* **RECORD SET**:
== == ==

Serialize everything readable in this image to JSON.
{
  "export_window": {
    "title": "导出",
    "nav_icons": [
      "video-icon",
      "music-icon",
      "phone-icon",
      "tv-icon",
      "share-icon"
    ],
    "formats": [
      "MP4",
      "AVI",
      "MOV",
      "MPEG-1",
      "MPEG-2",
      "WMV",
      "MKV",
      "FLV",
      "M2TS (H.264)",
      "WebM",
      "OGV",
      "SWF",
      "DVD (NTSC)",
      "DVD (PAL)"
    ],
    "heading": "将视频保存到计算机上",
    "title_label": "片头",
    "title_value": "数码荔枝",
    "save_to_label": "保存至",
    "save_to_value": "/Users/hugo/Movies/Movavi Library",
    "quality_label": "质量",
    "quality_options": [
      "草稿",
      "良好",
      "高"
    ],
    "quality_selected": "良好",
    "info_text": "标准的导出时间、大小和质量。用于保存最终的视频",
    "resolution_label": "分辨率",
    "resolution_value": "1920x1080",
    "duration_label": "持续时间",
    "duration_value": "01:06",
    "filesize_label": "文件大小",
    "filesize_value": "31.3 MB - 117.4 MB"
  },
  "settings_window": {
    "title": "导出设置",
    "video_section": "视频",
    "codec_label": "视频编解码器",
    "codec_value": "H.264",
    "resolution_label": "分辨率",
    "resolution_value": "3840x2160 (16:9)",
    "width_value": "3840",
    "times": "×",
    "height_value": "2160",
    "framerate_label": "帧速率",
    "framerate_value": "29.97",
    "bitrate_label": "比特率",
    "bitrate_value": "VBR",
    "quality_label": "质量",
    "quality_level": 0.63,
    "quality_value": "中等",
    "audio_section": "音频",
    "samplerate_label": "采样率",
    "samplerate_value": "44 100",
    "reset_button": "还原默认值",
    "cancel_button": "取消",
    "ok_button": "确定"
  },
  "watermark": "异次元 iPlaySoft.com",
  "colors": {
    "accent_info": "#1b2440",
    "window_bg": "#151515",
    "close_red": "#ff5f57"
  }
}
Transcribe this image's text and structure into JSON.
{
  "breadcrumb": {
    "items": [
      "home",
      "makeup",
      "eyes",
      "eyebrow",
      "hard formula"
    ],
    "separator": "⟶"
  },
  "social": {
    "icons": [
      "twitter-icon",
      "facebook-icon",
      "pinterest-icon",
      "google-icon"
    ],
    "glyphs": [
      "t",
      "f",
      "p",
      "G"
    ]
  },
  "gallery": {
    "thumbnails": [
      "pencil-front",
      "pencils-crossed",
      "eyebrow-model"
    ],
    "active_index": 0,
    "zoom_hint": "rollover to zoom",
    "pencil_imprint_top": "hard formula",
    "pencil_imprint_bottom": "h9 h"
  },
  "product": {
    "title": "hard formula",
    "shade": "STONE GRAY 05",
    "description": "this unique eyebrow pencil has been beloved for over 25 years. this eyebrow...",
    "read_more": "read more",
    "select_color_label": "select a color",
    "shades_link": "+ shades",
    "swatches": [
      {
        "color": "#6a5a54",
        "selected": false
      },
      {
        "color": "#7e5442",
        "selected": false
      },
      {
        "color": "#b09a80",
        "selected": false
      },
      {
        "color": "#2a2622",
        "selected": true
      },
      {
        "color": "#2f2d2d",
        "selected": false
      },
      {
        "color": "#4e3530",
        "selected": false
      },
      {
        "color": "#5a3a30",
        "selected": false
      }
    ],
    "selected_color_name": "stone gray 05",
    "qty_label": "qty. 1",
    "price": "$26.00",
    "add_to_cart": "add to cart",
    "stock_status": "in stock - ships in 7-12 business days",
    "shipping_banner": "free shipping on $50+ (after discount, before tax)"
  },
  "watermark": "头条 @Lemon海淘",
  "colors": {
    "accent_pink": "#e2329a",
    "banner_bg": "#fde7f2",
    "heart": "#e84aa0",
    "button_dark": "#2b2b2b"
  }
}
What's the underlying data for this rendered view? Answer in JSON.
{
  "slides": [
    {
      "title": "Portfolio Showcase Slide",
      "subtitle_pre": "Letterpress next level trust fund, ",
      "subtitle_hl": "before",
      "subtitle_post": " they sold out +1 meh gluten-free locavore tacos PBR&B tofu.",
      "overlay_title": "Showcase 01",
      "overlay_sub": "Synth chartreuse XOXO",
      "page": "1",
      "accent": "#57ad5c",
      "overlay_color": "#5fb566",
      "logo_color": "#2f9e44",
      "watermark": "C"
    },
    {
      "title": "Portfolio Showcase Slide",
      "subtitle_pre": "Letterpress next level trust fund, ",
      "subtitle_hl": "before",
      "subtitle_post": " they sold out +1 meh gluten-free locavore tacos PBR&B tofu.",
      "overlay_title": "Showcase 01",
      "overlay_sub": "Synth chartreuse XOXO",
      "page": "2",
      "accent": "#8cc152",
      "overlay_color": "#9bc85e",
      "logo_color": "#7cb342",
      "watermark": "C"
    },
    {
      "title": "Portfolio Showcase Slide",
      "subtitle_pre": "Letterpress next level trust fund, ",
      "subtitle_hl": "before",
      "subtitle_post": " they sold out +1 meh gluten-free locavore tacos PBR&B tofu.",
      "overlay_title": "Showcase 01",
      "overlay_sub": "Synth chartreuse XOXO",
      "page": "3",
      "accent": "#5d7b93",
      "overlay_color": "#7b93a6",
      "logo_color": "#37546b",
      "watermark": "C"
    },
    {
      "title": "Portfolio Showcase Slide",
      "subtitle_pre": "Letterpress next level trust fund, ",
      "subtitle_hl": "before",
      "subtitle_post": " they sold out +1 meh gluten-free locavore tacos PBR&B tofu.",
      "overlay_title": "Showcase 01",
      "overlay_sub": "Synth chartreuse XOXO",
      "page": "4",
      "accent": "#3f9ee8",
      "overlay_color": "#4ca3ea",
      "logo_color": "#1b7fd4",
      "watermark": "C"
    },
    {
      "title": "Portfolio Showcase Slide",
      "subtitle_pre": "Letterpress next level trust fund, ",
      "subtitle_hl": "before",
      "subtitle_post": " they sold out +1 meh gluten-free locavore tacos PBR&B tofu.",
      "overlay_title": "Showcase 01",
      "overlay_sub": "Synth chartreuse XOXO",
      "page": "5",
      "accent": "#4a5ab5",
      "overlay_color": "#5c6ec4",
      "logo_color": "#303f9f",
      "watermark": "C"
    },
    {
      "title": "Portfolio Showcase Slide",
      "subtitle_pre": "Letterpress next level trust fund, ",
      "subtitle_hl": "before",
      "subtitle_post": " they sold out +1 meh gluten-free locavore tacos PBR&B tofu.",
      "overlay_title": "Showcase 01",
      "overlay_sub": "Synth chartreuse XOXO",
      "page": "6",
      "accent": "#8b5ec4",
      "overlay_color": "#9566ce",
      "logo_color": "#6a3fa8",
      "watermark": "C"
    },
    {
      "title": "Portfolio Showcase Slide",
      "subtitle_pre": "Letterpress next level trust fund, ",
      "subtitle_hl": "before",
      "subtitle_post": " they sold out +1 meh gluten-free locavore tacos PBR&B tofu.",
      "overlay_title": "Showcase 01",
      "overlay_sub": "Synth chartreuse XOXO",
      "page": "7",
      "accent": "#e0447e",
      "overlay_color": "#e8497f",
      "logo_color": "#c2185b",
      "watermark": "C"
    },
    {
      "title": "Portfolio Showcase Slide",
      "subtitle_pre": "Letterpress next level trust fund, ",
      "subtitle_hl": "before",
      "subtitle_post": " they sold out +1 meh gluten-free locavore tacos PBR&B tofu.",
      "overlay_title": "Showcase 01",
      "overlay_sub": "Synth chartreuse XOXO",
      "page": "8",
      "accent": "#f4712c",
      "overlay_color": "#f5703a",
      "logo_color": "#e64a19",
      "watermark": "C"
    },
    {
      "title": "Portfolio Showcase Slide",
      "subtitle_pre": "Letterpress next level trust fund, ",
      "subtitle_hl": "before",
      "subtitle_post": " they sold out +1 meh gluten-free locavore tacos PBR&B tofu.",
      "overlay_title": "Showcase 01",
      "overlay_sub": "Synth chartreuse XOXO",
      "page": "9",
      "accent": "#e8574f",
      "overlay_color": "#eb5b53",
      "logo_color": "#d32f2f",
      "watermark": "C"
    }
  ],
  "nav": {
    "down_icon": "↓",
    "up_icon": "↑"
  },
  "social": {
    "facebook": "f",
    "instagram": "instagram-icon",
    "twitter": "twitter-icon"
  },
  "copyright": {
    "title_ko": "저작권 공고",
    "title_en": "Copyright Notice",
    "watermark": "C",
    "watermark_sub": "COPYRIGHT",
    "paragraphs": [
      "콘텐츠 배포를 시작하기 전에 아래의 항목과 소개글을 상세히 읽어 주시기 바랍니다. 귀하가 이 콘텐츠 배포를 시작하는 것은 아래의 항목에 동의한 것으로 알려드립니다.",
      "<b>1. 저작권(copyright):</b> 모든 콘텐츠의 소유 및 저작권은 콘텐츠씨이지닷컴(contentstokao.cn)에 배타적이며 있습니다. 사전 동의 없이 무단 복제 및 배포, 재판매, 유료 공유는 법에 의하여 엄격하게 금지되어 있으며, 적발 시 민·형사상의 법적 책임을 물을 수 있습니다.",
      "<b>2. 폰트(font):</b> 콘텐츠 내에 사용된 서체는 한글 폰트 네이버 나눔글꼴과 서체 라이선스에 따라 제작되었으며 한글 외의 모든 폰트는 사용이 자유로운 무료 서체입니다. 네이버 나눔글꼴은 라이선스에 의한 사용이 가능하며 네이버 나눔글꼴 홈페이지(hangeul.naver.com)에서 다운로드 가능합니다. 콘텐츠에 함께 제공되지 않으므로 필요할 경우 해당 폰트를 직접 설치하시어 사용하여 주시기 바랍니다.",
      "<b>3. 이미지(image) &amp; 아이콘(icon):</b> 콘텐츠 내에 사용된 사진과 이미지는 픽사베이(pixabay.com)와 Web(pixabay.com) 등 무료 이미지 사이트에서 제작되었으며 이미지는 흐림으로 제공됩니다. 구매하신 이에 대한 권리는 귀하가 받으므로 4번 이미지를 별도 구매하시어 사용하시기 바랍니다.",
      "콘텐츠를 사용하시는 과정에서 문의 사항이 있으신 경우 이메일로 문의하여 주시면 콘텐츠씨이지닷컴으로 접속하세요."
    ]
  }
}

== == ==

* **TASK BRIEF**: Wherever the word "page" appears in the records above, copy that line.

* **PROBLEM SOLUTION**:
      "page": "1",
      "page": "2",
      "page": "3",
      "page": "4",
      "page": "5",
      "page": "6",
      "page": "7",
      "page": "8",
      "page": "9",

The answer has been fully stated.